■ **Your objective**
Report only the number of lines below in which the string "Hisense" appears.

##############################

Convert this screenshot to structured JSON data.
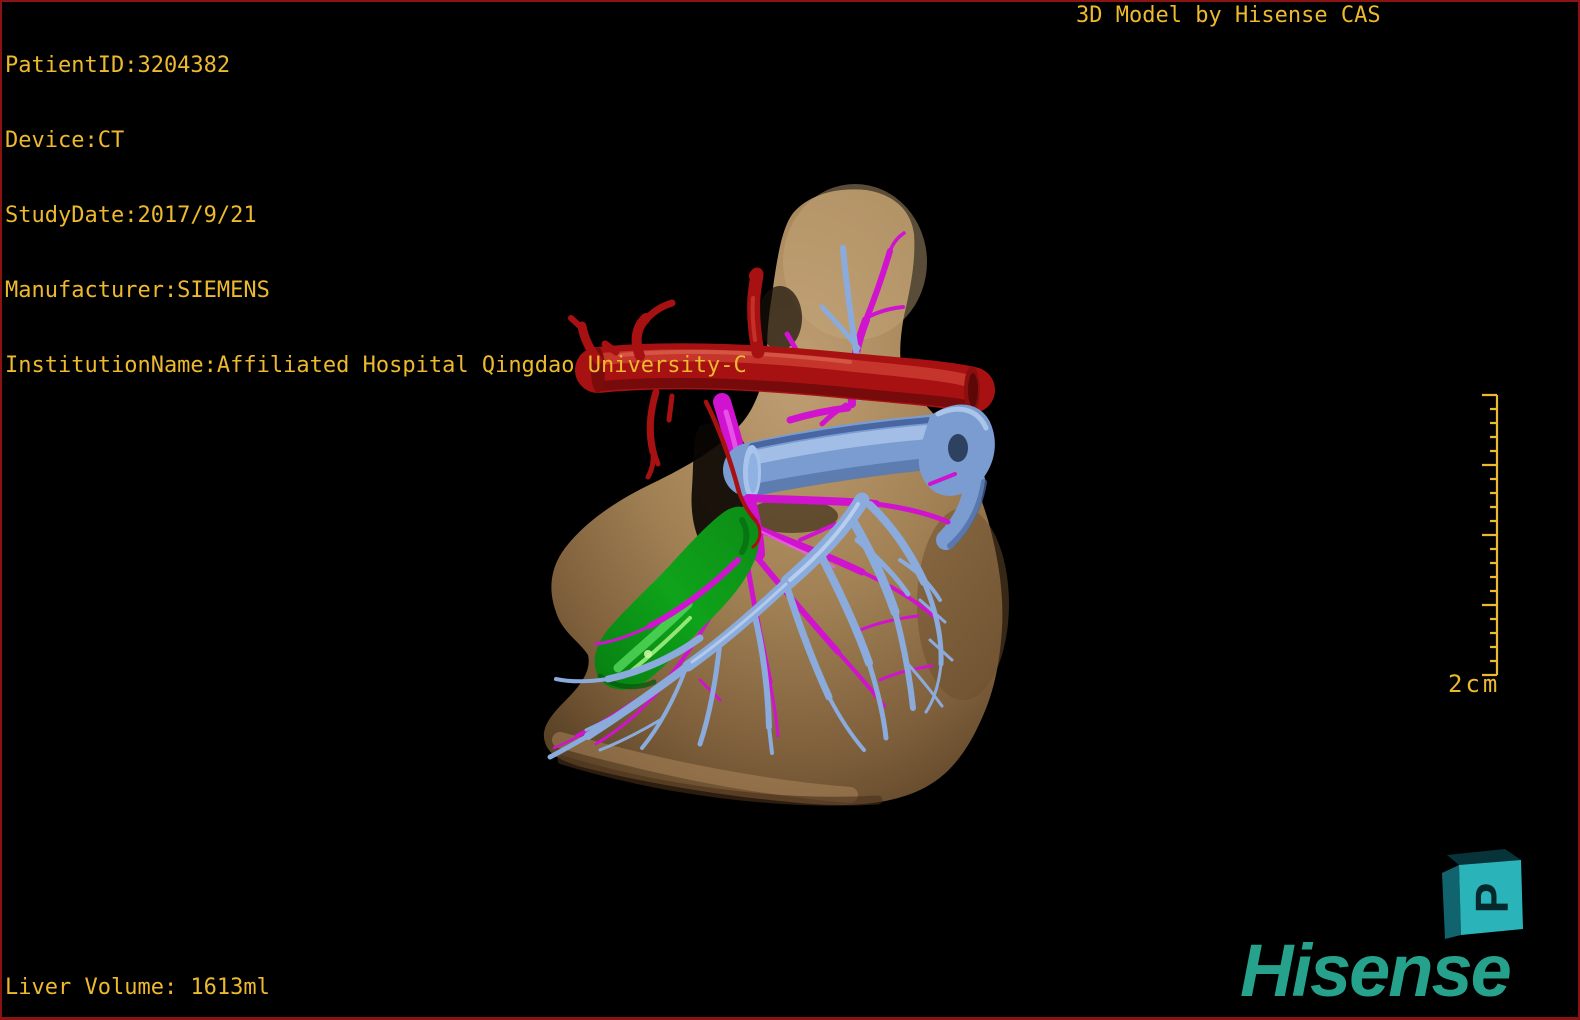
{
  "patient_info": {
    "lines": [
      "PatientID:3204382",
      "Device:CT",
      "StudyDate:2017/9/21",
      "Manufacturer:SIEMENS",
      "InstitutionName:Affiliated Hospital Qingdao University-C"
    ]
  },
  "header": {
    "title": "3D Model by Hisense CAS"
  },
  "measurements": {
    "liver_volume": "Liver Volume: 1613ml"
  },
  "scale_bar": {
    "label": "2cm"
  },
  "orientation_cube": {
    "letter": "P"
  },
  "branding": {
    "logo_text": "Hisense"
  },
  "colors": {
    "background": "#000000",
    "frame_border": "#8a1414",
    "overlay_text": "#edb92e",
    "brand_teal": "#26a28c",
    "cube_face": "#2ab4ba",
    "liver_tan": "#a98257",
    "hepatic_artery_red": "#a81111",
    "portal_vein_magenta": "#cf13cf",
    "hepatic_vein_blue": "#8aabdb",
    "ivc_blue": "#7b9cd1",
    "gallbladder_green": "#0fa31a"
  }
}
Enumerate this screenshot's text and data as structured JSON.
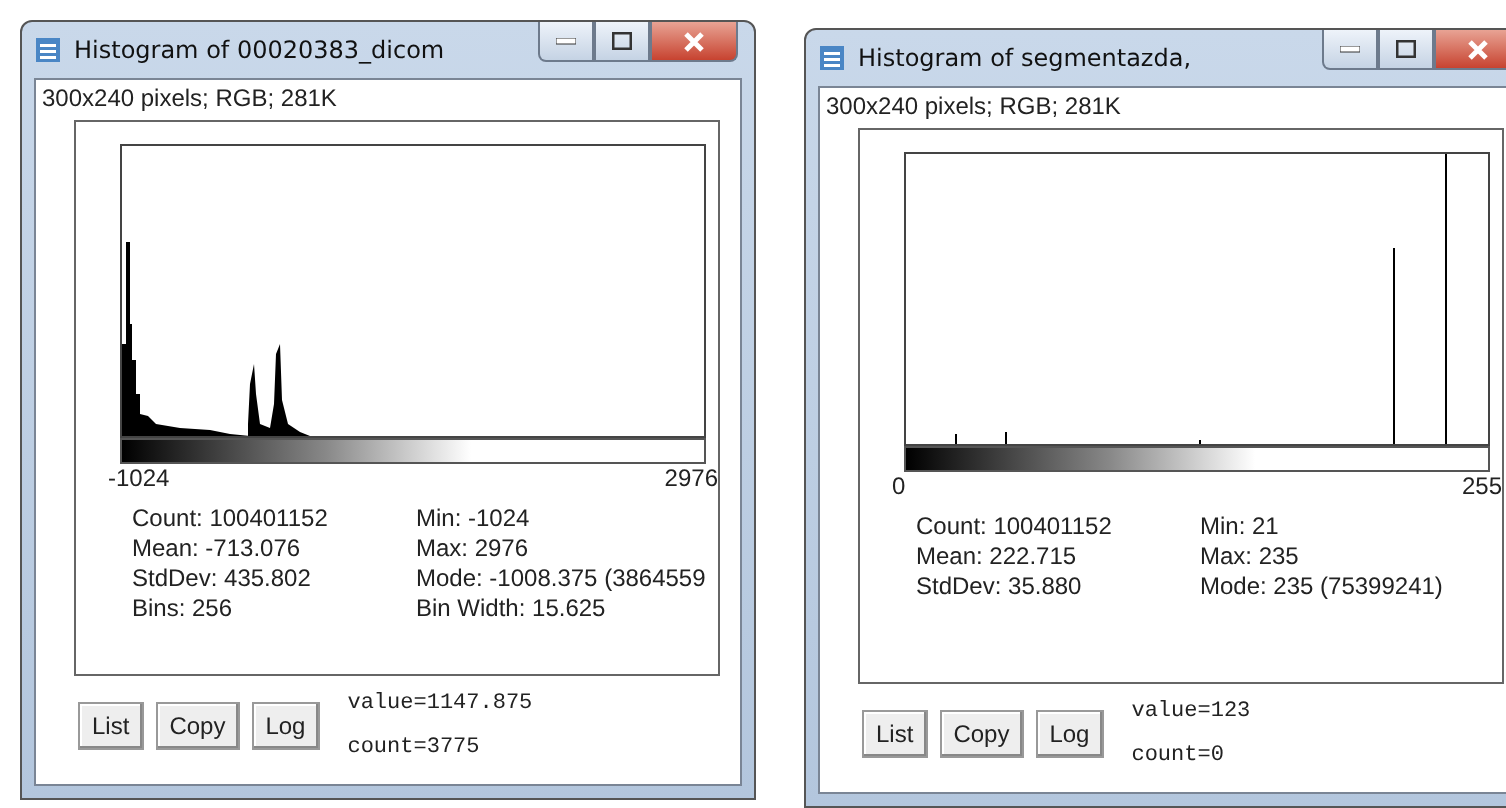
{
  "windows": [
    {
      "title": "Histogram of 00020383_dicom",
      "info": "300x240 pixels; RGB; 281K",
      "histogram": {
        "kind": "spread"
      },
      "axis_min": "-1024",
      "axis_max": "2976",
      "stats_left": [
        "Count: 100401152",
        "Mean: -713.076",
        "StdDev: 435.802",
        "Bins: 256"
      ],
      "stats_right": [
        "Min: -1024",
        "Max: 2976",
        "Mode: -1008.375 (3864559",
        "Bin Width: 15.625"
      ],
      "buttons": [
        "List",
        "Copy",
        "Log"
      ],
      "value": "value=1147.875",
      "count": "count=3775"
    },
    {
      "title": "Histogram of segmentazda,",
      "info": "300x240 pixels; RGB; 281K",
      "histogram": {
        "kind": "spikes"
      },
      "axis_min": "0",
      "axis_max": "255",
      "stats_left": [
        "Count: 100401152",
        "Mean: 222.715",
        "StdDev: 35.880"
      ],
      "stats_right": [
        "Min: 21",
        "Max: 235",
        "Mode: 235 (75399241)"
      ],
      "buttons": [
        "List",
        "Copy",
        "Log"
      ],
      "value": "value=123",
      "count": "count=0"
    }
  ]
}
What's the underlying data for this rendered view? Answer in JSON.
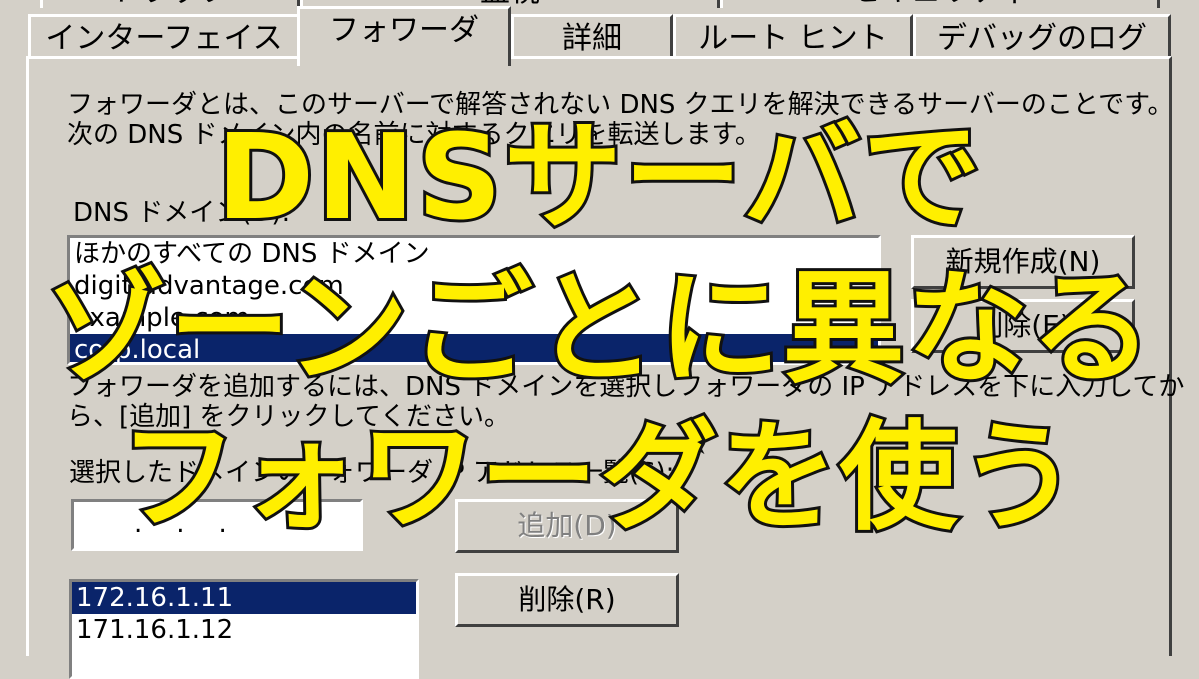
{
  "tabs_top": [
    "トラップ",
    "監視",
    "セキュリティ"
  ],
  "tabs": [
    {
      "label": "インターフェイス",
      "active": false
    },
    {
      "label": "フォワーダ",
      "active": true
    },
    {
      "label": "詳細",
      "active": false
    },
    {
      "label": "ルート ヒント",
      "active": false
    },
    {
      "label": "デバッグのログ",
      "active": false
    }
  ],
  "panel": {
    "description_line1": "フォワーダとは、このサーバーで解答されない DNS クエリを解決できるサーバーのことです。",
    "description_line2": "次の DNS ドメイン内の名前に対するクエリを転送します。",
    "domain_label": "DNS ドメイン(D):",
    "domains": [
      {
        "name": "ほかのすべての DNS ドメイン",
        "selected": false
      },
      {
        "name": "digit-advantage.com",
        "selected": false
      },
      {
        "name": "example.com",
        "selected": false
      },
      {
        "name": "corp.local",
        "selected": true
      }
    ],
    "new_button": "新規作成(N)",
    "delete_domain_button": "削除(E)",
    "instructions_line1": "フォワーダを追加するには、DNS ドメインを選択しフォワーダの IP アドレスを下に入力してか",
    "instructions_line2": "ら、[追加] をクリックしてください。",
    "ip_list_label": "選択したドメインのフォワーダ IP アドレス一覧(S):",
    "ip_input_value": "...",
    "add_button": "追加(D)",
    "ip_addresses": [
      {
        "ip": "172.16.1.11",
        "selected": true
      },
      {
        "ip": "171.16.1.12",
        "selected": false
      }
    ],
    "remove_button": "削除(R)"
  },
  "headline": {
    "line1": "DNSサーバで",
    "line2": "ゾーンごとに異なる",
    "line3": "フォワーダを使う"
  },
  "colors": {
    "headline_fill": "#ffef00",
    "headline_stroke": "#111111",
    "selection": "#0a246a",
    "window_bg": "#d4d0c8"
  }
}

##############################

■ **Written response**
2